    I agree that the quests should be varied but I also like the scenarios where players have the opportunity to learn/do something that is not tied to a quest but still has a consequence later on. Something as simple as throwing a gold piece to the beggar outside the warehouse you are breaking in results in him creating a diversion if you trip the alarm and run out. There should be no hint or opportunity to meta-game (via interjections by companions who remain oblivious of everything rest of the time) that action - which makes the result have more impact when it does happen.

  2. from wizard of thay
    Unexpected concequences in my opinion, totally fine.
    they are a device to challnege the player, but in using them I think it would be important,
    1) not to overuse them so that everything the player does has an unexpected concequence.
    2) should be balanced against expected concequences. I helped them they helped me. this can also be used to build up to an unexpected concequence and add even more impact
    3) I also feel that when using an unexpected concequence it can be as extreme as you want, on one condition...that the player inretrospect can go. yes tha makes sense that that happened to me.

  3. 1. Backtracking has some value I think, but it requires a light touch. There's a certain tension between player convenience and the feeling of an authentic world, and while in specific cases you want to err on the side of the former, you may still want to preserve the latter in the aggregate. I think a certain amount of returning to hubs and key locations helps. I often think of WoW vs Guild Wars - despite GW's superb design and high degree of player convenience, despite WoW's highly stylised art, Tyria just doesn't seem as real as Azeroth.

    I may have gone a little too far in Classic Week (certainly Ostagar's back door could have used its own map pin), but I think the side quests gave a bit of extra life to the areas that Fragments lacked. And of course the final encounter in Dirge is all about backtracking (in a real hurry), which works nicely with the design of your village level :)

    2. Unintended consequences require a delicate touch too, I'd suggest. If your module is short, go nuts. The player can trivially replay. If it's longer, you want to avoid anything that would make the player want to reload or start over.

    In particular I'd suggest significant mechanical impact is inappropriate.
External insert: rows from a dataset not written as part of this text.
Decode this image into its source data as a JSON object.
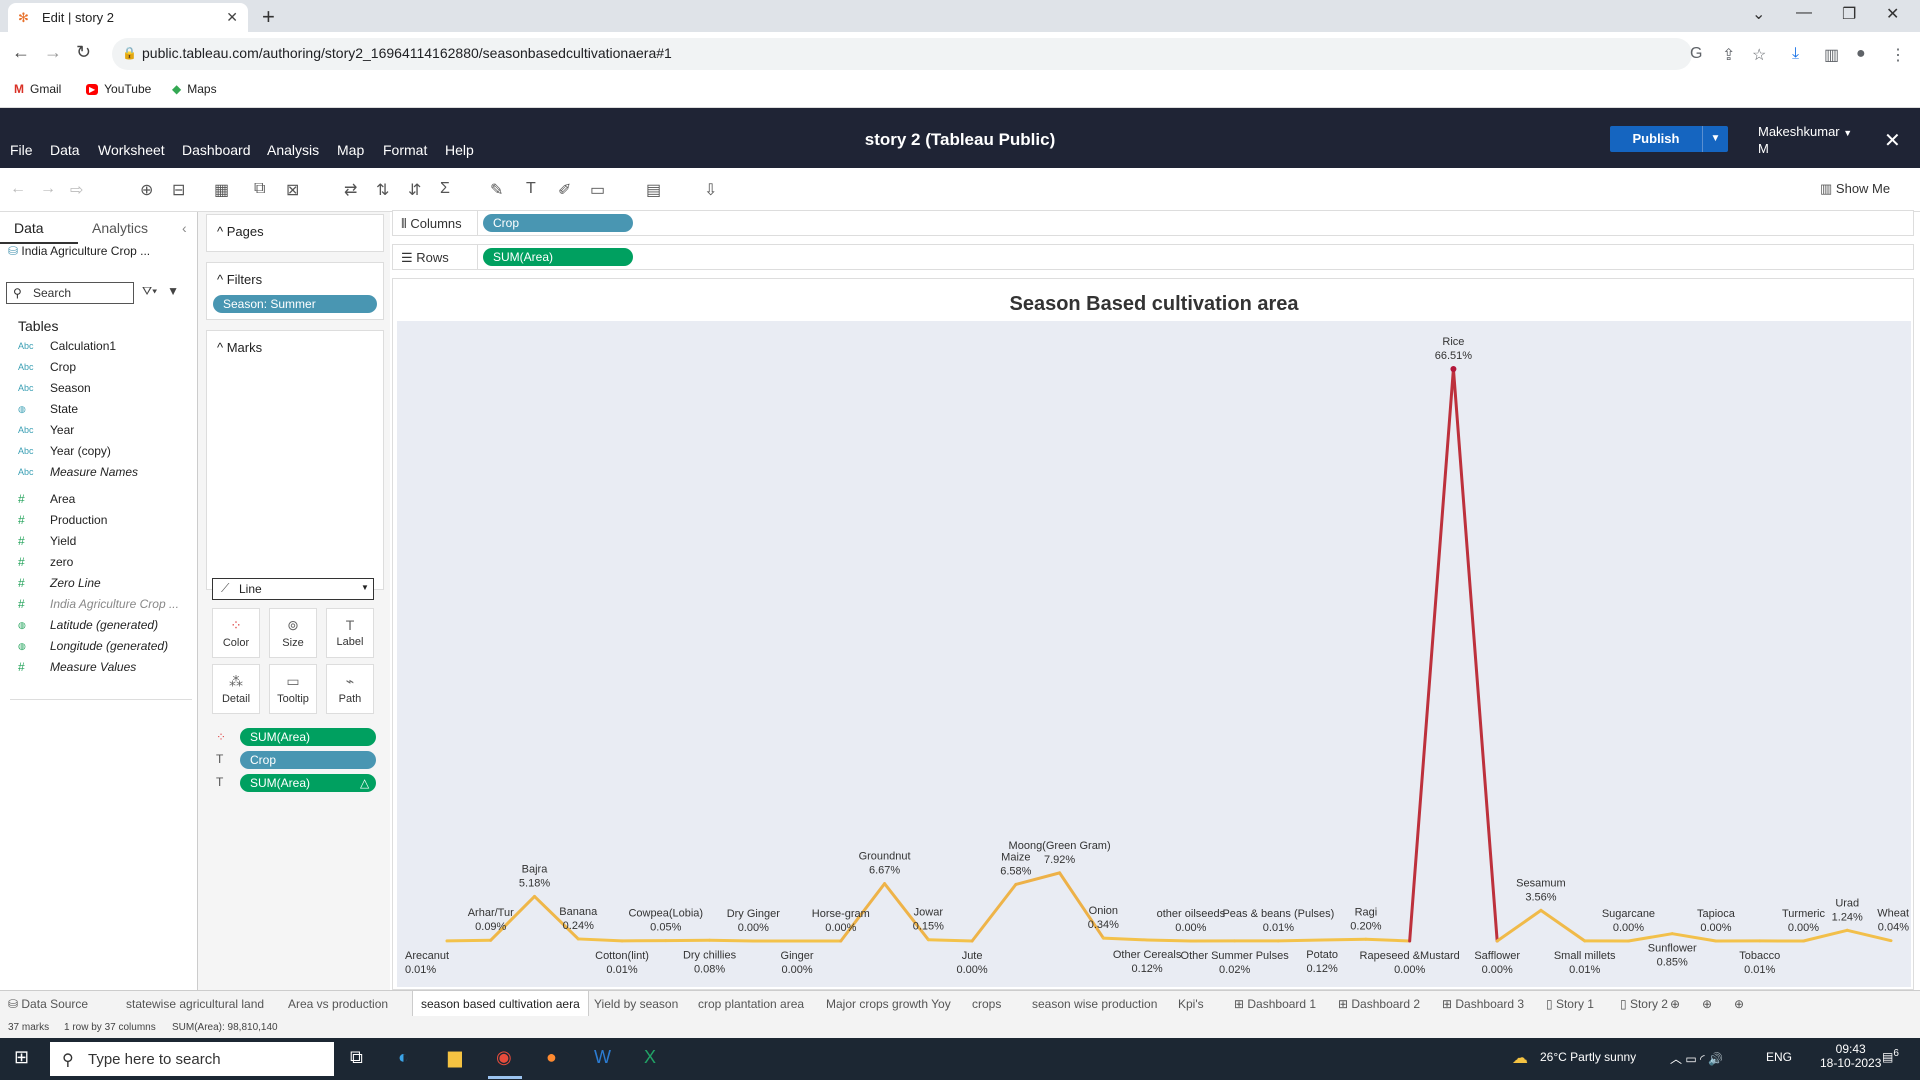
{
  "browser": {
    "tab_title": "Edit | story 2",
    "url": "public.tableau.com/authoring/story2_16964114162880/seasonbasedcultivationaera#1",
    "bookmarks": [
      "Gmail",
      "YouTube",
      "Maps"
    ]
  },
  "app": {
    "title": "story 2 (Tableau Public)",
    "menus": [
      "File",
      "Data",
      "Worksheet",
      "Dashboard",
      "Analysis",
      "Map",
      "Format",
      "Help"
    ],
    "publish_label": "Publish",
    "user_name": "Makeshkumar",
    "user_initial": "M",
    "show_me": "Show Me"
  },
  "data_pane": {
    "tabs": [
      "Data",
      "Analytics"
    ],
    "datasource": "India Agriculture Crop ...",
    "search_placeholder": "Search",
    "tables_label": "Tables",
    "dimensions": [
      {
        "icon": "Abc",
        "name": "Calculation1"
      },
      {
        "icon": "Abc",
        "name": "Crop"
      },
      {
        "icon": "Abc",
        "name": "Season"
      },
      {
        "icon": "globe",
        "name": "State"
      },
      {
        "icon": "Abc",
        "name": "Year"
      },
      {
        "icon": "Abc",
        "name": "Year (copy)"
      },
      {
        "icon": "Abc",
        "name": "Measure Names"
      }
    ],
    "measures": [
      {
        "icon": "#",
        "name": "Area"
      },
      {
        "icon": "#",
        "name": "Production"
      },
      {
        "icon": "#",
        "name": "Yield"
      },
      {
        "icon": "#",
        "name": "zero"
      },
      {
        "icon": "#",
        "name": "Zero Line"
      },
      {
        "icon": "#",
        "name": "India Agriculture Crop ..."
      },
      {
        "icon": "globe",
        "name": "Latitude (generated)"
      },
      {
        "icon": "globe",
        "name": "Longitude (generated)"
      },
      {
        "icon": "#",
        "name": "Measure Values"
      }
    ]
  },
  "cards": {
    "pages_label": "Pages",
    "filters_label": "Filters",
    "filter_pill": "Season: Summer",
    "marks_label": "Marks",
    "mark_type": "Line",
    "mark_buttons": [
      "Color",
      "Size",
      "Label",
      "Detail",
      "Tooltip",
      "Path"
    ],
    "mark_pills": [
      "SUM(Area)",
      "Crop",
      "SUM(Area)"
    ]
  },
  "shelves": {
    "columns_label": "Columns",
    "columns_pill": "Crop",
    "rows_label": "Rows",
    "rows_pill": "SUM(Area)"
  },
  "chart_data": {
    "type": "line",
    "title": "Season Based cultivation area",
    "xlabel": "",
    "ylabel": "",
    "grid": false,
    "color_scale": [
      "#f3c24a",
      "#b3173a"
    ],
    "categories": [
      "Arecanut",
      "Arhar/Tur",
      "Bajra",
      "Banana",
      "Cotton(lint)",
      "Cowpea(Lobia)",
      "Dry chillies",
      "Dry Ginger",
      "Ginger",
      "Horse-gram",
      "Groundnut",
      "Jowar",
      "Jute",
      "Maize",
      "Moong(Green Gram)",
      "Onion",
      "Other Cereals",
      "other oilseeds",
      "Other Summer Pulses",
      "Peas & beans (Pulses)",
      "Potato",
      "Ragi",
      "Rapeseed &Mustard",
      "Rice",
      "Safflower",
      "Sesamum",
      "Small millets",
      "Sugarcane",
      "Sunflower",
      "Tapioca",
      "Tobacco",
      "Turmeric",
      "Urad",
      "Wheat"
    ],
    "values": [
      0.01,
      0.09,
      5.18,
      0.24,
      0.01,
      0.05,
      0.08,
      0.0,
      0.0,
      0.0,
      6.67,
      0.15,
      0.0,
      6.58,
      7.92,
      0.34,
      0.12,
      0.0,
      0.02,
      0.01,
      0.12,
      0.2,
      0.0,
      66.51,
      0.0,
      3.56,
      0.01,
      0.0,
      0.85,
      0.0,
      0.01,
      0.0,
      1.24,
      0.04
    ],
    "labels": [
      "0.01%",
      "0.09%",
      "5.18%",
      "0.24%",
      "0.01%",
      "0.05%",
      "0.08%",
      "0.00%",
      "0.00%",
      "0.00%",
      "6.67%",
      "0.15%",
      "0.00%",
      "6.58%",
      "7.92%",
      "0.34%",
      "0.12%",
      "0.00%",
      "0.02%",
      "0.01%",
      "0.12%",
      "0.20%",
      "0.00%",
      "66.51%",
      "0.00%",
      "3.56%",
      "0.01%",
      "0.00%",
      "0.85%",
      "0.00%",
      "0.01%",
      "0.00%",
      "1.24%",
      "0.04%"
    ]
  },
  "sheet_tabs": [
    "Data Source",
    "statewise agricultural land",
    "Area vs production",
    "season based cultivation aera",
    "Yield by season",
    "crop plantation area",
    "Major crops growth Yoy",
    "crops",
    "season wise production",
    "Kpi's",
    "Dashboard 1",
    "Dashboard 2",
    "Dashboard 3",
    "Story 1",
    "Story 2"
  ],
  "active_sheet": "season based cultivation aera",
  "status": {
    "marks": "37 marks",
    "rows_cols": "1 row by 37 columns",
    "sum": "SUM(Area): 98,810,140"
  },
  "taskbar": {
    "search_placeholder": "Type here to search",
    "weather": "26°C  Partly sunny",
    "lang": "ENG",
    "time": "09:43",
    "date": "18-10-2023",
    "notif_count": "6"
  }
}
You don't want to disadvantage players on the game layer for opaque RP choices, and you don't want to teach them that seemingly innocuous choices must be done "correctly" in order to optimise. That can encourage extreme metagaming ala Persona calendar planning - you can make the player feel EVERYTHING must be checked in a FAQ.

    Little changes to dialogue or story down the track adding up to a pervasive sense that the game is paying attention but that there's little to fear from making choices is probably a good approach. More decisive choices can be more transperant and immediate on top of that foundation without the game feeling stateless.